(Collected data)
====================

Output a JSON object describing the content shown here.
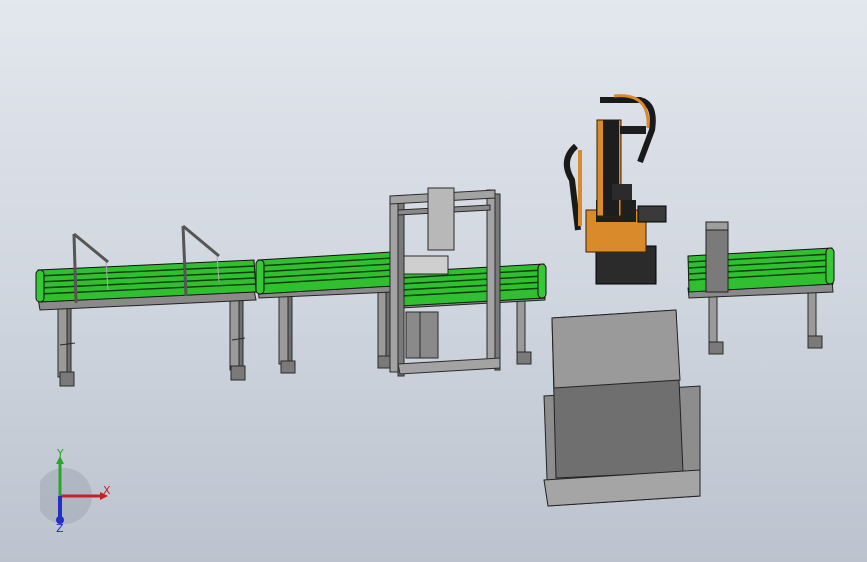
{
  "viewport": {
    "background_top": "#e3e7ee",
    "background_bottom": "#bcc3ce"
  },
  "scene": {
    "objects": [
      {
        "name": "conveyor-belt",
        "color": "#2fbf2f"
      },
      {
        "name": "conveyor-belt",
        "color": "#2fbf2f"
      },
      {
        "name": "gantry-frame",
        "color": "#8e8e8e"
      },
      {
        "name": "conveyor-belt",
        "color": "#2fbf2f"
      },
      {
        "name": "palletizing-robot",
        "color": "#d98a2b"
      },
      {
        "name": "conveyor-belt",
        "color": "#2fbf2f"
      },
      {
        "name": "pallet-station",
        "color": "#8f8f8f"
      }
    ]
  },
  "triad": {
    "x_label": "X",
    "y_label": "Y",
    "z_label": "Z",
    "x_color": "#c8202a",
    "y_color": "#2aa52a",
    "z_color": "#2030c0"
  }
}
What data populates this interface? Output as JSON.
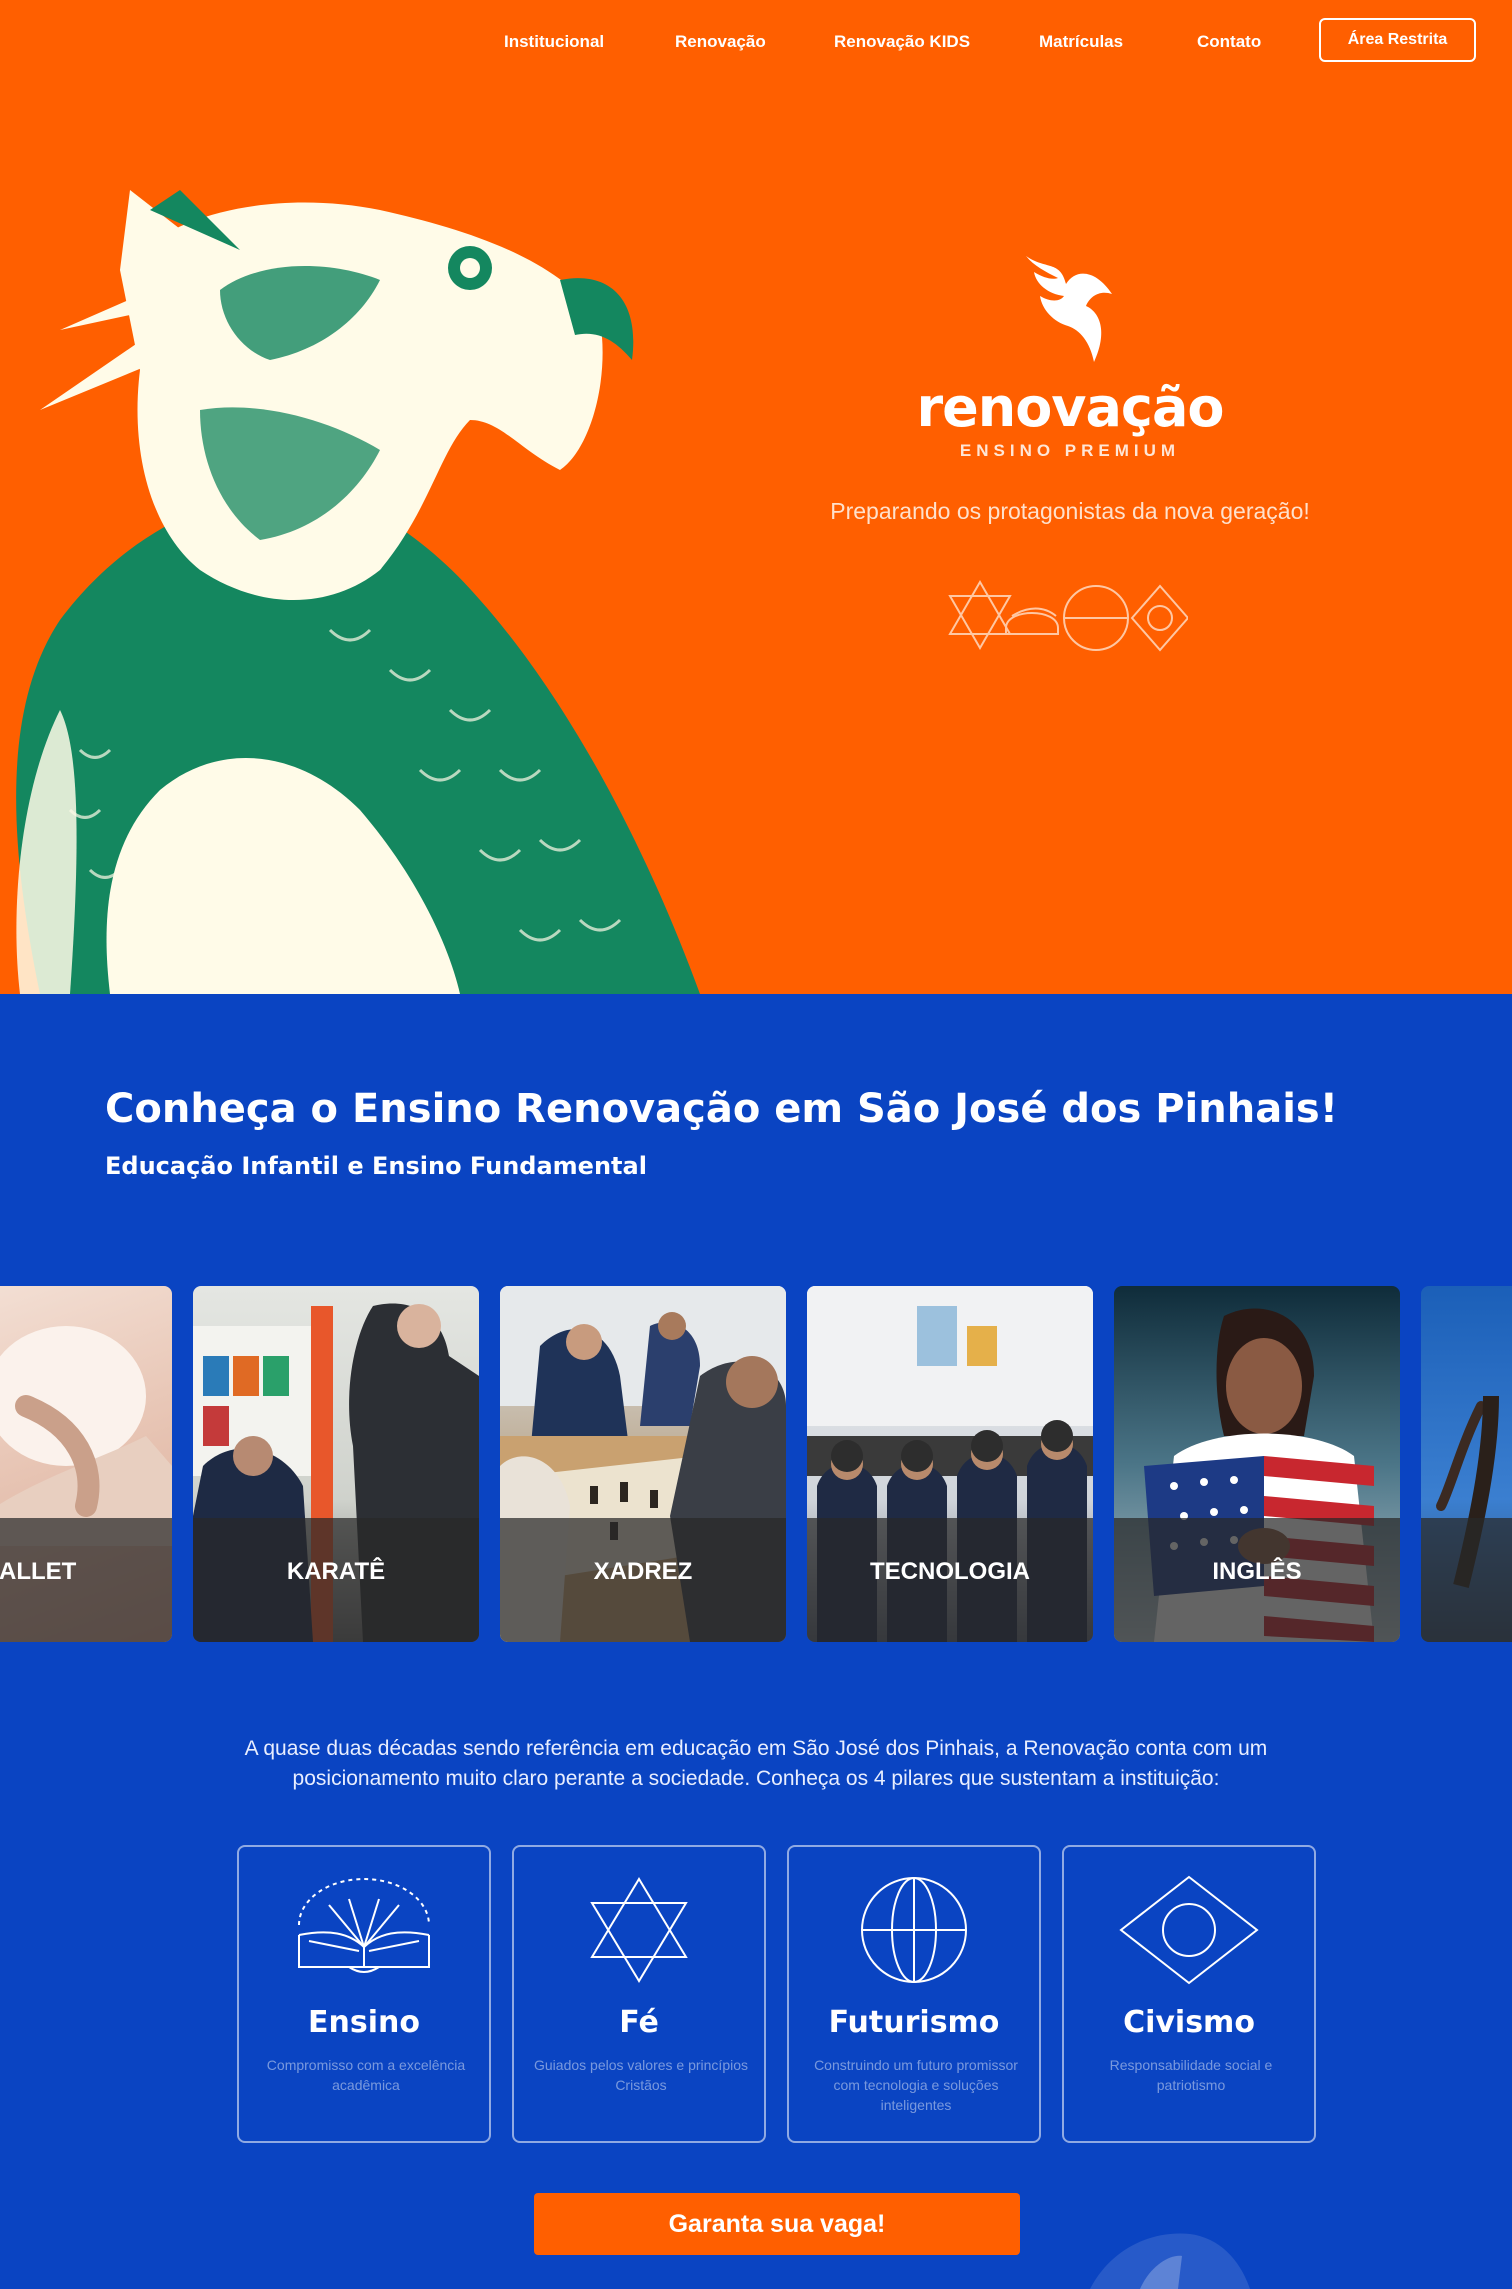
{
  "nav": {
    "items": [
      "Institucional",
      "Renovação",
      "Renovação KIDS",
      "Matrículas",
      "Contato"
    ],
    "restricted_label": "Área Restrita"
  },
  "hero": {
    "brand_name": "renovação",
    "brand_sub": "ENSINO PREMIUM",
    "tagline": "Preparando os protagonistas da nova geração!"
  },
  "section": {
    "title": "Conheça o Ensino Renovação em São José dos Pinhais!",
    "subtitle": "Educação Infantil e Ensino Fundamental"
  },
  "activities": [
    "BALLET",
    "KARATÊ",
    "XADREZ",
    "TECNOLOGIA",
    "INGLÊS"
  ],
  "intro": "A quase duas décadas sendo referência em educação em São José dos Pinhais, a Renovação conta com um posicionamento muito claro perante a sociedade. Conheça os 4 pilares que sustentam a instituição:",
  "pillars": [
    {
      "title": "Ensino",
      "desc": "Compromisso com a excelência acadêmica",
      "icon": "open-book-icon"
    },
    {
      "title": "Fé",
      "desc": "Guiados pelos valores e princípios Cristãos",
      "icon": "star-of-david-icon"
    },
    {
      "title": "Futurismo",
      "desc": "Construindo um futuro promissor com tecnologia e soluções inteligentes",
      "icon": "globe-icon"
    },
    {
      "title": "Civismo",
      "desc": "Responsabilidade social e patriotismo",
      "icon": "brazil-flag-icon"
    }
  ],
  "cta_label": "Garanta sua vaga!",
  "colors": {
    "orange": "#ff5f00",
    "blue": "#0a44c2",
    "green": "#14875f",
    "cream": "#fffbe8"
  }
}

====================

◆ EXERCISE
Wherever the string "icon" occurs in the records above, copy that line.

◆ PROBLEM SOLUTION
      "icon": "open-book-icon"
      "icon": "star-of-david-icon"
      "icon": "globe-icon"
      "icon": "brazil-flag-icon"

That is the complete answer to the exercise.